Ranchers Must Have Veterinary Directive For Medicated Cattle Feeds

Beginning the first of the year, cattlemen who regularly use medicated feed for performance enhancement will be limited.

That’s the “meat” of the message from Dr. Michael Apley, professor of clinical sciences at the K-State College of Veterinary Medicine, Manhattan.

Dr. Michael Apley, professor of clinical sciences at the K-State College of Veterinary Medicine, Manhattan, told 170 ranchers at the Beef Producers Information Seminar in Emporia, they'll have to work with a veterinarian before using certain medicated feeds starting at the first of the new year. (Photo by Betty Anderson.)
Dr. Michael Apley, professor of clinical sciences at the K-State College of Veterinary Medicine, Manhattan, told 170 ranchers at the Beef Producers Information Seminar in Emporia, they’ll have to work with a veterinarian before using certain medicated feeds starting at the first of the new year. (Photo by Betty Anderson.)

More than 170 ranchers were informed at the Beef Producers Information Seminar, hosted by WIBW and coordinated by longtime farm director Kelly Lenz.

Apley discussed meaning of the Food and Drug Administration’s new Veterinary Feed Directive as highlight of a two-part seminar kicking off the Flint Hills Beef Fest at Emporia.

Tracy Brunner, Ramona rancher who serves as president of the National Cattlemen’s Beef Association, also reviewed activities of that group on behalf of Flint Hills ranchers’ profitability.

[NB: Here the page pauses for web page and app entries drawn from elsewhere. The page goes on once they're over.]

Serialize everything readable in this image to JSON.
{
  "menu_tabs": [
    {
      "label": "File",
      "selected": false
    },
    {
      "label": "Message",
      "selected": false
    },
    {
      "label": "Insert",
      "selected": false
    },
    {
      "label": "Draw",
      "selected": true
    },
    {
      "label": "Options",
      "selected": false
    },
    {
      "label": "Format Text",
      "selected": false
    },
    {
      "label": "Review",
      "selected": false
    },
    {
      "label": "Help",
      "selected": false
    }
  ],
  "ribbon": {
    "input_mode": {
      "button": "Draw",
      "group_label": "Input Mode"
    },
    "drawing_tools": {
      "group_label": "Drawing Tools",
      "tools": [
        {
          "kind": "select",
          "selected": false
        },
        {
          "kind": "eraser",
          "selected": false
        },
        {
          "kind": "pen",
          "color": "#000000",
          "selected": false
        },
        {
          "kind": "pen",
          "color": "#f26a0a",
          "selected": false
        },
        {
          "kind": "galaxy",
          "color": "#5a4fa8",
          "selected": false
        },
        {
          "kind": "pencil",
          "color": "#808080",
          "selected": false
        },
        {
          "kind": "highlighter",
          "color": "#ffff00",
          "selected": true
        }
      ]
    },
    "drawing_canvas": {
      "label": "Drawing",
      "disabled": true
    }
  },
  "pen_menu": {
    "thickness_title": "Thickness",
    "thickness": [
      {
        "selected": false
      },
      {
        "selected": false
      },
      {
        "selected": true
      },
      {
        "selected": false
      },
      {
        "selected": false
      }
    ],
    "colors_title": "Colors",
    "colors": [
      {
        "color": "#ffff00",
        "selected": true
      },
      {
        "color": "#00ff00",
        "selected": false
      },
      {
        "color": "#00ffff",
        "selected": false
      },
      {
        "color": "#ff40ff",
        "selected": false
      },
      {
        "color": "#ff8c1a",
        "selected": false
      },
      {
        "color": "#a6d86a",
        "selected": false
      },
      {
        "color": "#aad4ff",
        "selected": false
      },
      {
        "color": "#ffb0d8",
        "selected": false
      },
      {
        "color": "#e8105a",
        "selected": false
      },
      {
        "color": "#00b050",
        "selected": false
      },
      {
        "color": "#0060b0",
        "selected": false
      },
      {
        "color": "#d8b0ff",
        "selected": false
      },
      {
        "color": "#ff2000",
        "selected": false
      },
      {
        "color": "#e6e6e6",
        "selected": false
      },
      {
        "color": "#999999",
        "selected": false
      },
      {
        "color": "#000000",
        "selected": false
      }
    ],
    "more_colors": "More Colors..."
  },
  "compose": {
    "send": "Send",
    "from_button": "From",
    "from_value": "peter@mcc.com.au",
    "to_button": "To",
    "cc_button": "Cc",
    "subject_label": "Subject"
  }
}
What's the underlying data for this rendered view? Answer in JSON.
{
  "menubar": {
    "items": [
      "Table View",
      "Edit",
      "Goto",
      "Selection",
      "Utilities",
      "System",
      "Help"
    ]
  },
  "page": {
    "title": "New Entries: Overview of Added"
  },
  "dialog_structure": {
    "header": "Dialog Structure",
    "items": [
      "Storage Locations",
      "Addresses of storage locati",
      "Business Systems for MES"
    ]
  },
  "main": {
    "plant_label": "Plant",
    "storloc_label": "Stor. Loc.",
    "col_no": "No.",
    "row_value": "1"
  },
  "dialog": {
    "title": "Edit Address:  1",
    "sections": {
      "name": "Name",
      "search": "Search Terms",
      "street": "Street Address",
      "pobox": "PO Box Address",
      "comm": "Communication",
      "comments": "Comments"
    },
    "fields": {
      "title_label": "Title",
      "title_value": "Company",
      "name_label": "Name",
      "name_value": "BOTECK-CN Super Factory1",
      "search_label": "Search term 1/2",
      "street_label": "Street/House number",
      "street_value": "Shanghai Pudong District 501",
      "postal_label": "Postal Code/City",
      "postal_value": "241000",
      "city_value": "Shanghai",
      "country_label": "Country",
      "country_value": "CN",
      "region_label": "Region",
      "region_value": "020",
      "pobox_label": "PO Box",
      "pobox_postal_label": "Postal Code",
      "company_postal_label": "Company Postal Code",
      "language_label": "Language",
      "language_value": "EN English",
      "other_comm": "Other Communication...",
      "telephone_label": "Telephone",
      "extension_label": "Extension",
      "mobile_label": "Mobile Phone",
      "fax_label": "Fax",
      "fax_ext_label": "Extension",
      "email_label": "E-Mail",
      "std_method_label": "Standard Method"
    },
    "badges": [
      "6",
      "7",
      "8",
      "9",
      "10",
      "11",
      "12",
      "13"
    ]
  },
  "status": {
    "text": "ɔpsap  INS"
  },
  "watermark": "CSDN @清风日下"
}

The Veterinary Feed Directive, or VFD, was originally enacted under the existing Animal Drug Availability Act of 1996. It labeled certain drugs as Veterinary Feed Directive Drugs, which are antibiotics that are also used to treat human illnesses.

The VFD is enforced by the Food and Drug Administration (FDA) and only applies to feed grade antibiotics, medicines administered to animals in or on feed, and will ultimately rule out its use in growth promotion and feed efficiency.

“The biggest change is you’re going to have to work with a veterinarian before feeding these medicated feeds,” Apley said

FDA’s main concern is improper or overuse of these drugs may be contributing to antibiotic resistant bacteria, making it more difficult to treat human illnesses.

To regulate usage, producers will be required to receive a VFD, similar to a prescription, from a veterinarian to use VFD-labeled drugs.

“Read the label,” Apley demanded. “All labeling for VFD drugs display the statement: ‘Caution; Federal law restricts medicated feed containing this Veterinary feed directive, VFD, drug to use by or on the order of a licensed veterinarian.’

“Over-the-counter (OTC) feed drugs do not have this statement,” Apley insisted.

“All medically important antibiotics used in the feed or water of food animals must be authorized for use by a veterinarian, starting January 1, 2017,” Apley clarified.

There must be a “VFD” for use of the medications in feed use, and a prescription for use of the drugs in water.

“A VFD is a ‘written’ statement issued by a license veterinarian in the course of the veterinarian’s professional practice that orders the use of a VFD drug or combination VFD drug in or on an animal feed,” Apley stated.

This written statement authorizes the owner or caretaker of the animals to obtain and use animal feed bearing or containing a VFED drug to treat the client’s animals only in accordance with the conditions for use approved, conditionally approved, or indexed by the FDA.

Copies of the VFD must be retained by all involved parties for two years, and be available for inspection by FDA upon request.

Examples of medically-important antibiotics are Terramycin, Aureomycin,
Tylan, Lincocin and Neomix. “There are more VFD drugs coming,” Apley promised.

Drugs not considered “medically important” antibiotics, that do not require a VFD, are Rumensin, Bovatec, Catalyst, Deccox, Corid, Bacitracin and Mecadox.